ASSIGNED TASK =
A word-for-word copy of the entries, with images excluded, is the expected answer.
- - -
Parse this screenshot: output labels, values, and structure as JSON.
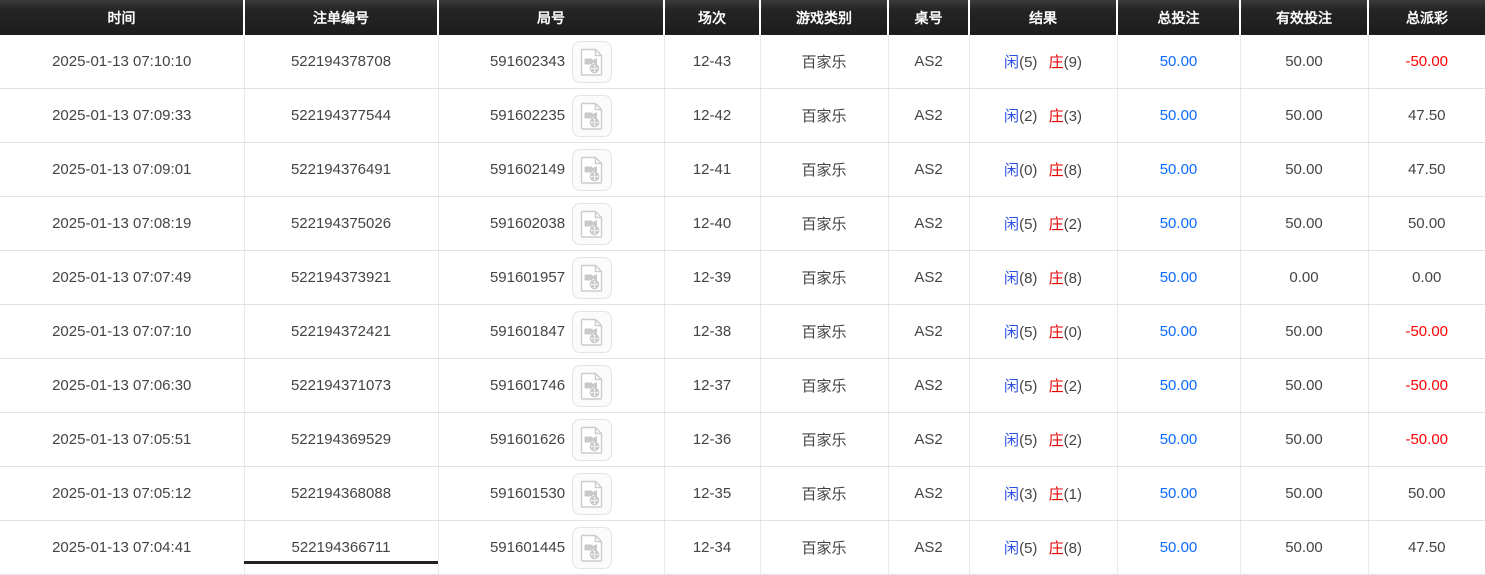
{
  "theme": {
    "player_blue": "#2b50e8",
    "banker_red": "#e60000",
    "link_blue": "#0d6bff",
    "payout_red": "#ff0000",
    "text_color": "#444444",
    "header_bg": "#1d1d1d"
  },
  "table": {
    "columns": {
      "time": "时间",
      "bet_id": "注单编号",
      "round_id": "局号",
      "session": "场次",
      "game_type": "游戏类别",
      "table_no": "桌号",
      "result": "结果",
      "total_bet": "总投注",
      "valid_bet": "有效投注",
      "total_payout": "总派彩"
    },
    "result_labels": {
      "player": "闲",
      "banker": "庄"
    },
    "rows": [
      {
        "time": "2025-01-13 07:10:10",
        "bet_id": "522194378708",
        "round_id": "591602343",
        "session": "12-43",
        "game_type": "百家乐",
        "table_no": "AS2",
        "player_score": "5",
        "banker_score": "9",
        "total_bet": "50.00",
        "valid_bet": "50.00",
        "total_payout": "-50.00"
      },
      {
        "time": "2025-01-13 07:09:33",
        "bet_id": "522194377544",
        "round_id": "591602235",
        "session": "12-42",
        "game_type": "百家乐",
        "table_no": "AS2",
        "player_score": "2",
        "banker_score": "3",
        "total_bet": "50.00",
        "valid_bet": "50.00",
        "total_payout": "47.50"
      },
      {
        "time": "2025-01-13 07:09:01",
        "bet_id": "522194376491",
        "round_id": "591602149",
        "session": "12-41",
        "game_type": "百家乐",
        "table_no": "AS2",
        "player_score": "0",
        "banker_score": "8",
        "total_bet": "50.00",
        "valid_bet": "50.00",
        "total_payout": "47.50"
      },
      {
        "time": "2025-01-13 07:08:19",
        "bet_id": "522194375026",
        "round_id": "591602038",
        "session": "12-40",
        "game_type": "百家乐",
        "table_no": "AS2",
        "player_score": "5",
        "banker_score": "2",
        "total_bet": "50.00",
        "valid_bet": "50.00",
        "total_payout": "50.00"
      },
      {
        "time": "2025-01-13 07:07:49",
        "bet_id": "522194373921",
        "round_id": "591601957",
        "session": "12-39",
        "game_type": "百家乐",
        "table_no": "AS2",
        "player_score": "8",
        "banker_score": "8",
        "total_bet": "50.00",
        "valid_bet": "0.00",
        "total_payout": "0.00"
      },
      {
        "time": "2025-01-13 07:07:10",
        "bet_id": "522194372421",
        "round_id": "591601847",
        "session": "12-38",
        "game_type": "百家乐",
        "table_no": "AS2",
        "player_score": "5",
        "banker_score": "0",
        "total_bet": "50.00",
        "valid_bet": "50.00",
        "total_payout": "-50.00"
      },
      {
        "time": "2025-01-13 07:06:30",
        "bet_id": "522194371073",
        "round_id": "591601746",
        "session": "12-37",
        "game_type": "百家乐",
        "table_no": "AS2",
        "player_score": "5",
        "banker_score": "2",
        "total_bet": "50.00",
        "valid_bet": "50.00",
        "total_payout": "-50.00"
      },
      {
        "time": "2025-01-13 07:05:51",
        "bet_id": "522194369529",
        "round_id": "591601626",
        "session": "12-36",
        "game_type": "百家乐",
        "table_no": "AS2",
        "player_score": "5",
        "banker_score": "2",
        "total_bet": "50.00",
        "valid_bet": "50.00",
        "total_payout": "-50.00"
      },
      {
        "time": "2025-01-13 07:05:12",
        "bet_id": "522194368088",
        "round_id": "591601530",
        "session": "12-35",
        "game_type": "百家乐",
        "table_no": "AS2",
        "player_score": "3",
        "banker_score": "1",
        "total_bet": "50.00",
        "valid_bet": "50.00",
        "total_payout": "50.00"
      },
      {
        "time": "2025-01-13 07:04:41",
        "bet_id": "522194366711",
        "round_id": "591601445",
        "session": "12-34",
        "game_type": "百家乐",
        "table_no": "AS2",
        "player_score": "5",
        "banker_score": "8",
        "total_bet": "50.00",
        "valid_bet": "50.00",
        "total_payout": "47.50"
      }
    ],
    "icons": {
      "video_replay": "video-file-icon"
    }
  }
}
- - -
EXPECTED ANSWER =
Parse this screenshot: output labels, values, and structure as JSON.
{
  "theme": {
    "player_blue": "#2b50e8",
    "banker_red": "#e60000",
    "link_blue": "#0d6bff",
    "payout_red": "#ff0000",
    "text_color": "#444444",
    "header_bg": "#1d1d1d"
  },
  "table": {
    "columns": {
      "time": "时间",
      "bet_id": "注单编号",
      "round_id": "局号",
      "session": "场次",
      "game_type": "游戏类别",
      "table_no": "桌号",
      "result": "结果",
      "total_bet": "总投注",
      "valid_bet": "有效投注",
      "total_payout": "总派彩"
    },
    "result_labels": {
      "player": "闲",
      "banker": "庄"
    },
    "rows": [
      {
        "time": "2025-01-13 07:10:10",
        "bet_id": "522194378708",
        "round_id": "591602343",
        "session": "12-43",
        "game_type": "百家乐",
        "table_no": "AS2",
        "player_score": "5",
        "banker_score": "9",
        "total_bet": "50.00",
        "valid_bet": "50.00",
        "total_payout": "-50.00"
      },
      {
        "time": "2025-01-13 07:09:33",
        "bet_id": "522194377544",
        "round_id": "591602235",
        "session": "12-42",
        "game_type": "百家乐",
        "table_no": "AS2",
        "player_score": "2",
        "banker_score": "3",
        "total_bet": "50.00",
        "valid_bet": "50.00",
        "total_payout": "47.50"
      },
      {
        "time": "2025-01-13 07:09:01",
        "bet_id": "522194376491",
        "round_id": "591602149",
        "session": "12-41",
        "game_type": "百家乐",
        "table_no": "AS2",
        "player_score": "0",
        "banker_score": "8",
        "total_bet": "50.00",
        "valid_bet": "50.00",
        "total_payout": "47.50"
      },
      {
        "time": "2025-01-13 07:08:19",
        "bet_id": "522194375026",
        "round_id": "591602038",
        "session": "12-40",
        "game_type": "百家乐",
        "table_no": "AS2",
        "player_score": "5",
        "banker_score": "2",
        "total_bet": "50.00",
        "valid_bet": "50.00",
        "total_payout": "50.00"
      },
      {
        "time": "2025-01-13 07:07:49",
        "bet_id": "522194373921",
        "round_id": "591601957",
        "session": "12-39",
        "game_type": "百家乐",
        "table_no": "AS2",
        "player_score": "8",
        "banker_score": "8",
        "total_bet": "50.00",
        "valid_bet": "0.00",
        "total_payout": "0.00"
      },
      {
        "time": "2025-01-13 07:07:10",
        "bet_id": "522194372421",
        "round_id": "591601847",
        "session": "12-38",
        "game_type": "百家乐",
        "table_no": "AS2",
        "player_score": "5",
        "banker_score": "0",
        "total_bet": "50.00",
        "valid_bet": "50.00",
        "total_payout": "-50.00"
      },
      {
        "time": "2025-01-13 07:06:30",
        "bet_id": "522194371073",
        "round_id": "591601746",
        "session": "12-37",
        "game_type": "百家乐",
        "table_no": "AS2",
        "player_score": "5",
        "banker_score": "2",
        "total_bet": "50.00",
        "valid_bet": "50.00",
        "total_payout": "-50.00"
      },
      {
        "time": "2025-01-13 07:05:51",
        "bet_id": "522194369529",
        "round_id": "591601626",
        "session": "12-36",
        "game_type": "百家乐",
        "table_no": "AS2",
        "player_score": "5",
        "banker_score": "2",
        "total_bet": "50.00",
        "valid_bet": "50.00",
        "total_payout": "-50.00"
      },
      {
        "time": "2025-01-13 07:05:12",
        "bet_id": "522194368088",
        "round_id": "591601530",
        "session": "12-35",
        "game_type": "百家乐",
        "table_no": "AS2",
        "player_score": "3",
        "banker_score": "1",
        "total_bet": "50.00",
        "valid_bet": "50.00",
        "total_payout": "50.00"
      },
      {
        "time": "2025-01-13 07:04:41",
        "bet_id": "522194366711",
        "round_id": "591601445",
        "session": "12-34",
        "game_type": "百家乐",
        "table_no": "AS2",
        "player_score": "5",
        "banker_score": "8",
        "total_bet": "50.00",
        "valid_bet": "50.00",
        "total_payout": "47.50"
      }
    ],
    "icons": {
      "video_replay": "video-file-icon"
    }
  }
}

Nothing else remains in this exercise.